There are many people in this world who would love to give back to their communities through their profession, whether that’s being a police officer, a teacher, or having a role within a charity to name a few.
Working at OCG Careers in a part-time capacity, I’ve been lucky enough to continue my chosen career, while being a part of an incredible cause that is close to my heart; a cause that affects me personally.
It may come as a surprise to many to learn that I suffer from spinal muscular atrophy (SMA), a devastating, and for some, terminal neuromuscular disease. SMA causes my body to lack the protein it needs for muscle growth and strength.
Within the past three years, countries like the USA (through bodies like the FDA) have approved the first-ever treatment for SMA, called Spinraza, a treatment that literally has the potential to be a life-saver and in adults like me, it can stop deterioration.
Submissions to the Pharmaceutical Management Agency (Pharmac) for funding have been deferred so lobbying continues with increased urgency, to ensure that New Zealanders can have access to this vital medicine.
Background to spinal muscular atrophy (SMA)
Google SMA and you’ll find some scary stuff. It’s a condition with varying severity, caused by a mutation in the SMN1 gene. Basically, the entire gene is missing.
Motor neurons are the essential nerve cells in the spinal cord that send out messages to muscles throughout the body. Because my body doesn’t make the protein it needs for the motor neurons to survive, it stops being able to communicate with the muscles, causing them to atrophy and stop working and, in the most severe cases, it impacts the breathing muscles.
I don’t want to scare people; I’m doing incredibly well and am still active at the gym, get involved in day-to-day activities and I generally don’t let it stop me doing anything, but I’m a rarity. One of the things that confuses people when I’m advocating for SMA is that when they see me, they don’t really see the full impact of the disease, and may be lulled into thinking it’s not as serious as I’d have them believe. Most people with my type of SMA (and at my age) would be in a wheelchair and I am not even close to that! Researchers are currently analyzing my DNA for genetic markers to try and work out why I am protected from the typical course of the disease.

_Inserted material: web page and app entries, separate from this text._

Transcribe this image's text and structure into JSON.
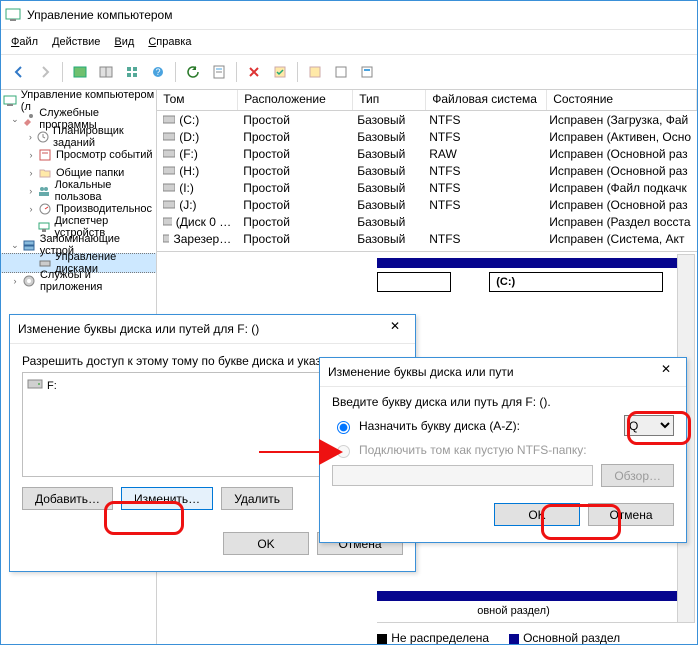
{
  "window": {
    "title": "Управление компьютером"
  },
  "menu": {
    "file": "Файл",
    "action": "Действие",
    "view": "Вид",
    "help": "Справка"
  },
  "tree": {
    "root": "Управление компьютером (л",
    "tools_group": "Служебные программы",
    "tools": {
      "sched": "Планировщик заданий",
      "event": "Просмотр событий",
      "shared": "Общие папки",
      "users": "Локальные пользова",
      "perf": "Производительнос",
      "devmgr": "Диспетчер устройств"
    },
    "storage_group": "Запоминающие устрой",
    "diskmgmt": "Управление дисками",
    "services": "Службы и приложения"
  },
  "columns": {
    "c1": "Том",
    "c2": "Расположение",
    "c3": "Тип",
    "c4": "Файловая система",
    "c5": "Состояние"
  },
  "simple": "Простой",
  "basic": "Базовый",
  "rows": [
    {
      "vol": "(C:)",
      "fs": "NTFS",
      "state": "Исправен (Загрузка, Фай"
    },
    {
      "vol": "(D:)",
      "fs": "NTFS",
      "state": "Исправен (Активен, Осно"
    },
    {
      "vol": "(F:)",
      "fs": "RAW",
      "state": "Исправен (Основной раз"
    },
    {
      "vol": "(H:)",
      "fs": "NTFS",
      "state": "Исправен (Основной раз"
    },
    {
      "vol": "(I:)",
      "fs": "NTFS",
      "state": "Исправен (Файл подкачк"
    },
    {
      "vol": "(J:)",
      "fs": "NTFS",
      "state": "Исправен (Основной раз"
    },
    {
      "vol": "(Диск 0 …",
      "fs": "",
      "state": "Исправен (Раздел восста"
    },
    {
      "vol": "Зарезер…",
      "fs": "NTFS",
      "state": "Исправен (Система, Акт"
    }
  ],
  "map": {
    "label_c": "(C:)",
    "leg_unalloc": "Не распределена",
    "leg_primary": "Основной раздел",
    "partial": "овной раздел)"
  },
  "dlg1": {
    "title": "Изменение буквы диска или путей для F: ()",
    "subtitle": "Разрешить доступ к этому тому по букве диска и указан",
    "drive": "F:",
    "add": "Добавить…",
    "change": "Изменить…",
    "remove": "Удалить",
    "ok": "OK",
    "cancel": "Отмена"
  },
  "dlg2": {
    "title": "Изменение буквы диска или пути",
    "prompt": "Введите букву диска или путь для F: ().",
    "opt_assign": "Назначить букву диска (A-Z):",
    "opt_mount": "Подключить том как пустую NTFS-папку:",
    "letter": "Q",
    "browse": "Обзор…",
    "ok": "OK",
    "cancel": "Отмена"
  }
}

Friends I’ve made through this journey have suffered heartache that is indescribable, from losing children to this disease to seeing loved ones lose all ability to communicate. The mental health issues alone that go with dealing with loved ones battling this disease are immense.
The more I’ve become involved with this cause, the more I realise that I need to be transparent and open up more. I was diagnosed seven years ago, and although the condition has a minimal impact on my life today, there are so many people fighting for their lives.
I know I am one of the lucky ones so I have chosen to be a voice to enable those more severely impacted to spend more of their precious time with those who need it most. They shouldn’t be having to campaign for something they should have access to although they still do. Our community is well worth fighting for and despite treatment being available, it is extremely costly.
Unfortunately, the reality is that there are so many people that will die if they don’t get treatment. Every day, could be another motor neuron lost, which is potentially another motor function gone - we cannot wait for this treatment. Young babies with SMA cannot fight a common cold and their bodies let them down.
I have met so many families impacted by it and having been to the Cure SMA Conference in America recently, I have seen for myself what a strong community can achieve and ultimately, what treatment means – it’s life-changing for both adults and children.